The Kappelle Brucke, Lucerne, Switzerland
- Special Collections > Keystone Slides
- tiff scanned file from original glass slide

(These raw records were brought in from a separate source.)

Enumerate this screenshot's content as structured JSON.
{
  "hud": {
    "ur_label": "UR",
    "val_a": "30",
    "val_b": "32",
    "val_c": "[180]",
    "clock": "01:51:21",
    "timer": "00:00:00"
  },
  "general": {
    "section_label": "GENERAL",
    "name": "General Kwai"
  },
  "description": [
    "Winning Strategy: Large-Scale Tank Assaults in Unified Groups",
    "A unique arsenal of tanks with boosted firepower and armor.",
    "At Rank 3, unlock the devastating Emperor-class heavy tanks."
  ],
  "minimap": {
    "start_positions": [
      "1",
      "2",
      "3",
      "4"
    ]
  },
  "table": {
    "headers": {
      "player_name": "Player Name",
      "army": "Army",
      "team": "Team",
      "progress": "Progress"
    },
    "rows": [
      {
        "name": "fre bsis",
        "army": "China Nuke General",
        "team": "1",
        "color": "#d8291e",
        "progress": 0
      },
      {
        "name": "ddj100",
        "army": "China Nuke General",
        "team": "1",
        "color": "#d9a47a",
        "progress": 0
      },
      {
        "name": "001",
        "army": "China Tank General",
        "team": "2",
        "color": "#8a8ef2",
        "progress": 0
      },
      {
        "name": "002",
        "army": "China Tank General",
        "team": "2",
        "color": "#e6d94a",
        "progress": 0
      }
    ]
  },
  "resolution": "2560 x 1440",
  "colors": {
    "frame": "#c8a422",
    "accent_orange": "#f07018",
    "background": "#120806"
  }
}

- This is the Chapel Bridge (Kappelle Brücke) across the River Reuss. The city of Lucerne is seen at the left. Lake Lucerne is to the right and outside the view. The Reuss is a rapid river that flows out of the western end of the lake. Chapel Bridge is an old wooden structure, and roofed, as you see. It winds across the river in a leisurely fashion, not at all as a modern builder would lay it out. The inside of the roof is decorated with paintings. These show interesting scenes in the lives of two patron saints of Lucerne. There are also pictures based on events that have taken place in the history of Lucerne. The tower you see is the Wasserthurn, which is about 800 years old. It is now used as a place to store records of the city, but it was built to serve as a lighthouse. When the fishermen on the lake saw the "lucerna" (the Latin word for "light"), they turned back from the swift currents of the River Reuss. This "lucerna" probably gave its name to both city and lake. There are seven other bridges across the Reuss. One of these, an iron footbridge, can be seen in the middle distance. Lucerne has about 40,000 inhabitants. It is a walled city. In these walls are nine towers built over 500 years ago. The older parts of the city have crooked streets, and old-fashioned houses. It is a popular city with travelers because of its fine views of the Alps and the lake. One point of interest tourists see here is the Lion of Lucerne. This is a great carving in the natural sandstone rock, of a dying lion. It was carved in honor of 786 soldiers and officers of the Swiss Guard who fell defending the Tuileries (twl´ r´) in Paris, in 1792. Thorvaldsen, the Danish sculptor, made the statue. Keystone ID: 10781 Note: All titles, descriptions, and location coordinates are from the original Keystone Slide documentation as supplied by the Keystone View Company. No text has been edited or changed.
- Copyright by the Keystone View Company. The original slides are housed in McConnell Library's Special Collections.